Smith Creek's whitewater is popular with canoeists, and the idea of preserving the area spread among several groups and individuals, including the National Fish and Wildlife Foundation.

In 1999, the Roenigks purchased a 1,226-acre tract which made up a large part of the Smith Creek watershed, and adjoins both Ozark National Forest and the Buffalo River Wilderness Area property.

Meanwhile, Kirk and Cynthia Dupps of Eureka Springs made contact with Wal-Mart Foundation, working with Ron Stanley. That resulted in the creation of Acres for America, which announced on April 12 a $35 million commitment for the next 10 years to conserve at least one acre of priority wildlife habitat for every acre developed for company use.

That, said Simon, is the largest corporate donation in U.S. history.

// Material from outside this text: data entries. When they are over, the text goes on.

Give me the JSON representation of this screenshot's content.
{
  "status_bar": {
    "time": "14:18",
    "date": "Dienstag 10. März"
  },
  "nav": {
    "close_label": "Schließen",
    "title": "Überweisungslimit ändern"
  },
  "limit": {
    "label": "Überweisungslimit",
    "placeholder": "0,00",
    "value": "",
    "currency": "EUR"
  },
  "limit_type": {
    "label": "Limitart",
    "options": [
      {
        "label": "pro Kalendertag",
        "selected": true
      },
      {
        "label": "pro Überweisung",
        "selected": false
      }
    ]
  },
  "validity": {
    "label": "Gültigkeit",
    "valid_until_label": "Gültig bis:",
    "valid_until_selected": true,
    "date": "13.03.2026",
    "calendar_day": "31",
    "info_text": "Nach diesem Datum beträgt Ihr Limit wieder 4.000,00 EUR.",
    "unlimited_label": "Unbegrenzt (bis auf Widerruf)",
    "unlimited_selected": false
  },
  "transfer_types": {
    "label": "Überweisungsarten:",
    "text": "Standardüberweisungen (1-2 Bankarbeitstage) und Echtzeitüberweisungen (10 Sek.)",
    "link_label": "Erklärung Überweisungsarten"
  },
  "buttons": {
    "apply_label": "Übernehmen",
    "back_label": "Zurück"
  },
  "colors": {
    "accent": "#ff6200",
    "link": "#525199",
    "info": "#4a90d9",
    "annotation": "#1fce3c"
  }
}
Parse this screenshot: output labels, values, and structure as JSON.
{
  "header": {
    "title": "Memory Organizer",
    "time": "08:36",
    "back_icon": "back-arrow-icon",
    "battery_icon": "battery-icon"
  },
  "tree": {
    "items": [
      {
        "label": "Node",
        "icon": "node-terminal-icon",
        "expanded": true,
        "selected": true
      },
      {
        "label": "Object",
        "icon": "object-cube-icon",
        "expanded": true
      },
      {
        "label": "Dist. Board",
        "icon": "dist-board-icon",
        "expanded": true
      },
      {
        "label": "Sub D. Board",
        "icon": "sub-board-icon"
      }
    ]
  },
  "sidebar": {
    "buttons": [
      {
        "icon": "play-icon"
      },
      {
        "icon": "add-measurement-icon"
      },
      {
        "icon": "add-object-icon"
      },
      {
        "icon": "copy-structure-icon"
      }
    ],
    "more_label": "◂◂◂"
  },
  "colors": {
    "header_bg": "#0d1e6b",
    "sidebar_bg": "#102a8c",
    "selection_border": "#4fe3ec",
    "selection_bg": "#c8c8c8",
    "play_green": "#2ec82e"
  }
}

During that April 12 announcement, it was revealed that Smith Creek-Sherfield Cave was one of five signature projects in the nation designated by Wal-Mart Foundation, which also includes the Catahoula National Wildlife Refuge in Louisiana, the North Rim of the Grand Canyon, Squaw Creek in Oregon, and the Downeast Lakes Forestry Partnership in Maine.

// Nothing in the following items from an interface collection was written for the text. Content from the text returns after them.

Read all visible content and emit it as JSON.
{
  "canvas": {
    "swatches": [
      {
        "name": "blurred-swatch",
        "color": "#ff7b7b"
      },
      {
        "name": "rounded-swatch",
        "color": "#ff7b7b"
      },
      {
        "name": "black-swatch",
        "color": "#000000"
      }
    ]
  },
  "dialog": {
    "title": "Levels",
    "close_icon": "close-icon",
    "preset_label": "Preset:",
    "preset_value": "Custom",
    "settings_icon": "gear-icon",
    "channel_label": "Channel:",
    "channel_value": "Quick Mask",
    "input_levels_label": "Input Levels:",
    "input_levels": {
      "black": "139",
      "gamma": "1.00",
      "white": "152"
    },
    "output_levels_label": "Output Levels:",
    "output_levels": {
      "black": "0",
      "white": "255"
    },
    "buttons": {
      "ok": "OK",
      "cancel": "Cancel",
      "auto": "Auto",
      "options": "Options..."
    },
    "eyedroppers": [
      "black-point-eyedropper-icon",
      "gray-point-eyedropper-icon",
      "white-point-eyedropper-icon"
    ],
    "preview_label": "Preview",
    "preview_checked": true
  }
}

Money from the Wal-Mart program was used to purchase the 1,226 acres from the Roenigks, who made it available for $400,000, while the appraised value was well over $1 million.

Ethan Inlander, GIS specialist with The Nature Conservancy, draw gasps from those present as he showed a virtual reality Global Information Satellite display of the watershed and landscape. Describing the preserve as a genuine jewel, he described the various wildlife which can be found in the area, including Indiana bats, gray bats, bear, bald eagles, elk and turkey.

Using the map, he pointed out Shiloh Mountain Road and Highway 21, which run along boundaries of the 1,226-acre tract.

Inlander also stated that the area is valuable for its karst and limestone geology, including an interesting landslide, and wild tributaries to Smith Creek.

Tim Snell, Ozark Karst Project manager with The Nature Conservancy office in Fayetteville, reported that natural processes, including tightly controlled burns, will be used to help keep the forest healthy and under story growth diverse.

Make Slay, karst biologist with The Nature Conservancy, reported on subterranean species in Sherfield Cave, including seven species which are previously known and are being studied.

Doyle Crosswhite, Ozark Rivers Project manager, reported on sediment and nutrient input control.

Noting Marty Roenigk's reputation as a waterfall collector, Crosswhite pledged to work to keep the streams pristine.

He also noted that he is working with counties, including Carroll County, to reduce the impact of sedimentation wash on various streams, including Kings River.

He praised the Roenigks for taking the initiative to buy the property in 1999 while other groups were still wrestling with how to preserve the area, then introduced Marty Roenigk.

Marty Roenigk acknowledged his love of waterfalls and wild forests, and stated that in 1999 he was approached by Tim Ernst regarding photographs taken by Glen Wheeler in the Smith Creek area, including shots of two waterfalls, Hole in the Rock and Rainbow, on Smith Creek.

Having been looking for property to conserve, he contacted an area Realtor who told him the property was being eyed for development. Falling in love with the area, he said, he bought it.

"I am pleased to be in a position to support this conservation," he said, noting that Friday night's event was originally to have been a fund-raising effort, before Wal-Mart Foundation announced its $400,000 grant for the project. He singled out the Duppses for arranging the initial meeting with Wal-Mart officials.

On Saturday, approximately 60 persons were to meet at Boxley Church to be shuttled to the property.

With the preservation of the Smith Creek property, $400,000 in matching funds remains, which will be used in studies and other aspects of the area's conservation.

The property connects with six forest conservation areas in Newton County, creating a 24,595-acre forested conservation area. It also serves as an additional connection between the 1.2-million-acre Ozark National Forest and the 95,000-acre Buffalo National River Wilderness Area.

Respond to this story

Posting a comment requires free registration: